IT trends impacting IP video: The 802.11ac wireless standard

With 4G today and 5G tomorrow, wireless video surveillance opportunities are being created with the forthcoming 802.11ac standard


802.11g (2003)
Data Rate Max (theoretical): 54Mbps
Channel Bandwidth: 20MHz
Indoor Range: 125 ft.
Outdoor Range: 460 ft.

802.11n (2009)
Data Rate Max (theoretical): 300Mbps
Channel Bandwidth: 20/40MHz
Indoor Range: 230 ft.
Outdoor Range: 820 ft.

802.11ac (2011/2012)
Data Rate Max (theoretical): 800Mbps to 6Gbps
Channel Bandwidth: 80/160Mhz
Indoor Range: TBD
Outdoor Range: TBD

Life in the 4G lane
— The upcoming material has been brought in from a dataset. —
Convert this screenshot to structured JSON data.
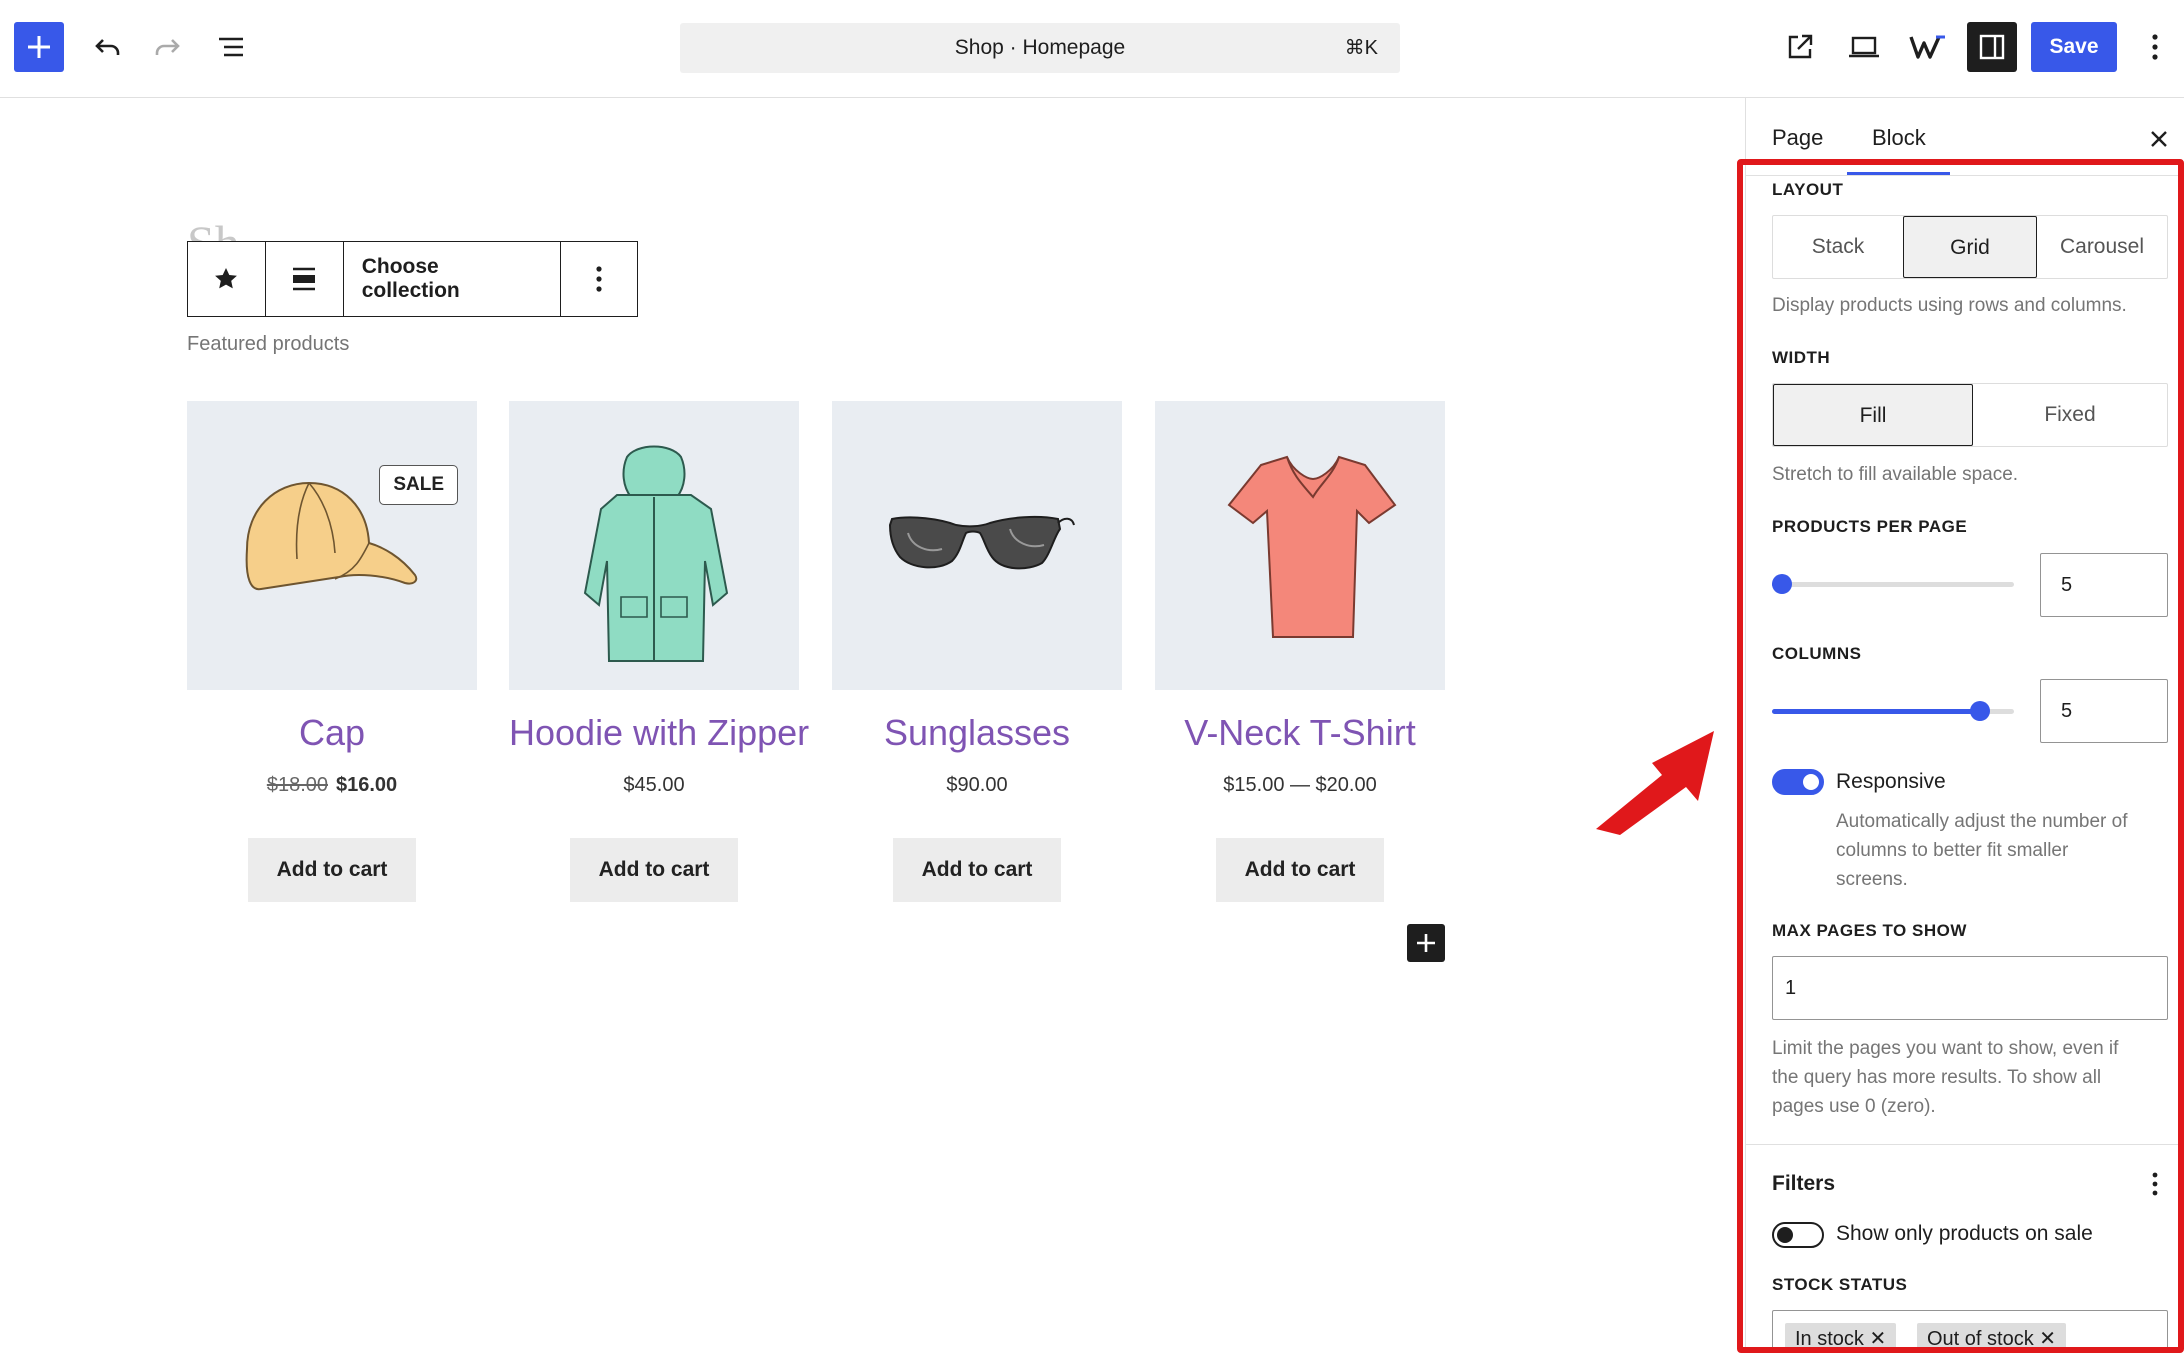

In July of 2010 the 4G revolution in the mobile phone world was in full marketing swing with the big three providers – AT&T, Verizon and Sprint – claiming dominance. With 4G came competing technology standards vying for the carrier business: Long Term Evolution (LTE) and Worldwide Interoperability for Microwave Access (WiMAX). In July 2010, we covered trends in 4G mobile bandwidth technologies with, IT Trends Impacting IP Video: 4G Network Standards.

In that article we explored the differences between the competing standards as well as the implications they had for physical security and video surveillance. If you compare their deployments since 2010, LTE has clearly won the standards battle and become the technology of choice used in 4G networks, thanks in large part to the backing of Verizon and AT&T. Promising specified download speeds of up to 100Mbps and upload speeds of 50Mbps, LTE offered a unique wireless solution for security professionals. With bandwidth approaching Local Area Network (LAN) speeds without being tied to a specific geographical area, security professionals could deploy IP surveillance cameras anywhere they could get bars on their phone.

Its almost two years later and the three main providers continue to rollout 4G networks with limited coverage across the US. Verizon has reached more than 100 metropolitan areas with LTE. Sprint, with its WiMAX technology, comes in a close second – although the company recently announced that they, too, will begin rolling out LTE services in 2012. AT&T comes in a distant third, only offering LTE service in 20+ metropolitan areas (as of February 2012).

Despite the capabilities defined in the LTE standard, the reality is far from what was specified. The three providers offer similar plans that cap bandwidth between 5 to 12 Mbps – disappointingly, a far cry from the specified 100Mbps. There are also download/upload plans that cap out at around 10 Gigabytes. Of course you can download more, but at a cost of $10 USD per Gigabyte, this option is effectively cost-prohibitive for most security managers.

Yet savvy systems integrators can leverage LTE for task-specific solutions by understanding some of the advanced features available on network cameras. Bandwidth consumption can be limited by enabling intelligent video functions within the camera or encoder. With intelligent functions such as video Motion detection, active tamper alarms and cross line detection residing at the edge (i.e. in the camera), video is only transmitted over the wireless network when a condition is met, such as on motion detection, if the camera is obstructed or moved, or when a person crosses a virtual line in the scene. This way, the customer is not paying for video transmission unless there is a recordable event.

Onboard storage opens up even more opportunities by giving the customer the option of recording at a higher quality level in the camera while transmitting video wirelessly at a lower quality to reduce bandwidth consumption. For instance, by combining 4G data transmission and onboard storage, a security officer could receive an alert from a camera that has detected motion. He could view the video on his workstation or mobile device in VGA resolution streaming four frames per second to see that someone is clearly breaking into a store. While police are dispatched to the scene, the higher resolution and frame rate video stored in the local recording device (i.e. the SD card) can be used for the investigation, and then again as forensic detail in court prosecution. Depending on the camera settings and how long the guard actively observes the scene, this situation could play out hundreds of times per month before hitting the 10GB limit included in the monthly fee assessed by wireless carriers.